“Those who say it can not be done, should get out of the way of those that are doing it”
There will be a Gas Activist Picnic on Saturday August 28, 9 AM-9 PM. All gas drilling activists in NY & PA are invited. It will be at Chenango Valley State Park, Chenango Forks, NY in the Pine Grove Picnic Area. There is a beach a short walk from the picnic area, walking trails and kayaking in the Chenango River. There are camp sites and cabins for rent. 16 cabins and 120 camp sites are available on Saturday. Reserve early if you want one.There are also 27 first come first serve camp sites available( if you want one call Kevin at 607-341-7842 for more info). There are charcoal grills and they will be stocked and hot by 11 AM. Please bring food and for your party, and feel free to bring extra to share if you like. Non-disposable plates utensils & drink ware are encouraged. I’d discourage glass beverage containers ( aka beer bottles) to minimize breakage. There are 6 electric outlets in the pavilion. Cost per car is $7. The park is in a rural area and is mostly wooded
We have all been hard at work on this for many months or years. It is time for some play, to meet each other and and see who we all are in person, not just on line.
There is no agenda, nor is one planned. There will probably be much informal talk about gas drilling, groups we are working with and in general, how’s it going.

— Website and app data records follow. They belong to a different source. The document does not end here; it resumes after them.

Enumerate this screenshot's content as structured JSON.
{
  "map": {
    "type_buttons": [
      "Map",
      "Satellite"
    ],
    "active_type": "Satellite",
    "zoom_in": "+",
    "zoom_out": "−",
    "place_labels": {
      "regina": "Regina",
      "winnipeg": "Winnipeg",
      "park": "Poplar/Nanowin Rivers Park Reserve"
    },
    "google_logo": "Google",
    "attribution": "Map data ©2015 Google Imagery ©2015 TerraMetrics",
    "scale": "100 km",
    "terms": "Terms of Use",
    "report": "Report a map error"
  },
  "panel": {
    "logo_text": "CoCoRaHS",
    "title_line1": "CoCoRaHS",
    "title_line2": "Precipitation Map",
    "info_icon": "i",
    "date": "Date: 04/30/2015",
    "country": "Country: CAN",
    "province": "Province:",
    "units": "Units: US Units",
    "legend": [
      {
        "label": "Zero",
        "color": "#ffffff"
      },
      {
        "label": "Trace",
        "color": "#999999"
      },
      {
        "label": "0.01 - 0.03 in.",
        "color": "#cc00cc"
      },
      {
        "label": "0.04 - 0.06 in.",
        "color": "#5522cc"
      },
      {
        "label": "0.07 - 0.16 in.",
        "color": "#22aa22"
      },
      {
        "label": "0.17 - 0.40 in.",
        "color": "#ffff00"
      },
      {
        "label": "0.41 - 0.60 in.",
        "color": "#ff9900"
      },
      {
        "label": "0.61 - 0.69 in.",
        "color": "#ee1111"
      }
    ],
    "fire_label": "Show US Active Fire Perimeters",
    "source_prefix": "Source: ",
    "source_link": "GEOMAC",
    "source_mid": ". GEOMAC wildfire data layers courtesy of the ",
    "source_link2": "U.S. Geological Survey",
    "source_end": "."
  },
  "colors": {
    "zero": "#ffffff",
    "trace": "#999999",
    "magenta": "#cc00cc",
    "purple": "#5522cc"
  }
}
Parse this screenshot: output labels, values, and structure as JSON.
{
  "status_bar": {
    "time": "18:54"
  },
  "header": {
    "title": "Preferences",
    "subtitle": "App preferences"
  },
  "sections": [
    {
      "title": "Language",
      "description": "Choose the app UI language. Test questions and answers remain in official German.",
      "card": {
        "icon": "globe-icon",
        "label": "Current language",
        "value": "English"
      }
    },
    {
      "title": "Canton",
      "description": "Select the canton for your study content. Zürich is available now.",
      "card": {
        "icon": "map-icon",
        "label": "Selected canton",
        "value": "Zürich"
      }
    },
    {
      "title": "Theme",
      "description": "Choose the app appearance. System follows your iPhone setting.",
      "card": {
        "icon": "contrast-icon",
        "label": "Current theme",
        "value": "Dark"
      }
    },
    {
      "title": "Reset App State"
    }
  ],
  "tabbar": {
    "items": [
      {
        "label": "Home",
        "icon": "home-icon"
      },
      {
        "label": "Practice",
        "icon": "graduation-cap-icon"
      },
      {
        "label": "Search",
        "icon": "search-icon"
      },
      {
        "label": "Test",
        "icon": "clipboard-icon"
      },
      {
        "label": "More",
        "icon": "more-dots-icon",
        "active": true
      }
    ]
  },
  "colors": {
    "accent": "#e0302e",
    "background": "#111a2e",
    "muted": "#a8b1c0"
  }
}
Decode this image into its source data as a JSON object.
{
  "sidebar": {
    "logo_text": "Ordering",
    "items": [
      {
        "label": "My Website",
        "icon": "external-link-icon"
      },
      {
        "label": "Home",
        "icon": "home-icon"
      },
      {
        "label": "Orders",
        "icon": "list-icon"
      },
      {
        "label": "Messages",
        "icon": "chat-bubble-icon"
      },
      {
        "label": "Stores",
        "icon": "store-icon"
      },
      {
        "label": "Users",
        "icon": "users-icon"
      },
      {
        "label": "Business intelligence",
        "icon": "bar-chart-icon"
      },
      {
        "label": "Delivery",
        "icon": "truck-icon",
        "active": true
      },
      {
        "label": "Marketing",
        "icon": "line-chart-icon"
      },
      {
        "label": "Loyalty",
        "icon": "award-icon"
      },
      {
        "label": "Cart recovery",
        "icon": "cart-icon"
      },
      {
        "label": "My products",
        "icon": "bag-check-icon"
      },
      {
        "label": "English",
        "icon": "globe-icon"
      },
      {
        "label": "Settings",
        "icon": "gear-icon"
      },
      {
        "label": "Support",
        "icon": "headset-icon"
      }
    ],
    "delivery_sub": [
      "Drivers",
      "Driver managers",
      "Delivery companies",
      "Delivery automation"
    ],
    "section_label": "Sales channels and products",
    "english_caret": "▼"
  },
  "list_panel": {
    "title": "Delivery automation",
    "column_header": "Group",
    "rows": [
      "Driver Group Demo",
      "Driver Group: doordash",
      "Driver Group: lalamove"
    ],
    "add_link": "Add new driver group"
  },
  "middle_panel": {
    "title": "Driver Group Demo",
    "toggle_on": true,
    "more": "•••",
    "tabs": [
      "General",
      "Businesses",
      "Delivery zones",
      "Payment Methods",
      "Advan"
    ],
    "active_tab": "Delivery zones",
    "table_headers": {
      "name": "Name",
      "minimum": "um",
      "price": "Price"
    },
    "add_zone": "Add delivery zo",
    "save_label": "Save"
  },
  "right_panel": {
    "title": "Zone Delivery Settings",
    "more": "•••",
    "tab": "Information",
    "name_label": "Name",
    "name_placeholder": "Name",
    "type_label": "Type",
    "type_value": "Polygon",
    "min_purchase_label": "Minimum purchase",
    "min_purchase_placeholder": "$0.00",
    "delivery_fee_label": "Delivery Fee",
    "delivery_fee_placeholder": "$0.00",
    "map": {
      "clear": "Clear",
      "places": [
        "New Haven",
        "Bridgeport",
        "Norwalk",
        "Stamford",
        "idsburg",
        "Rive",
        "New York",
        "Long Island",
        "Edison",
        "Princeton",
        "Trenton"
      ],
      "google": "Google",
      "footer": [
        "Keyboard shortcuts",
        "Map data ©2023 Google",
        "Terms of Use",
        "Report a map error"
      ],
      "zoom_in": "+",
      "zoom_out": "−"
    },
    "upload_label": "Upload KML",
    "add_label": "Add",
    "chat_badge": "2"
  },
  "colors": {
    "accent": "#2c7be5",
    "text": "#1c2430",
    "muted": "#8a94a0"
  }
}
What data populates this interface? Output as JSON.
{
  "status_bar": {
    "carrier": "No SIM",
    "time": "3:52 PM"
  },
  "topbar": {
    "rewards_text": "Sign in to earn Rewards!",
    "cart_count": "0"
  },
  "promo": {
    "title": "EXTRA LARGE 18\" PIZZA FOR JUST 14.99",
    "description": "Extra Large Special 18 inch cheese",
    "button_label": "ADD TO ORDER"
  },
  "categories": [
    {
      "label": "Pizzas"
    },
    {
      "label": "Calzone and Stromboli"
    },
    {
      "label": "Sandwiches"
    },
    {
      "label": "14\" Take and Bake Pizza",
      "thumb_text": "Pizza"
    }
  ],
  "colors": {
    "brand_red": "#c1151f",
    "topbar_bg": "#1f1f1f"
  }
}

I doubt that there will be any official sponsoring group list, but if there is and you would like your group listed as a sponsor please email me.
We will try to have name tags with your name & county on them so it is easier to meet.
Chenango Valley State Park is is 3.45 hours from NYC, 1.75 hrs. from Bath, 1.15 hrs. from Syracuse, and 2.15 hrs.from Albany.
Please contact Kevin using the information below if you have any questions.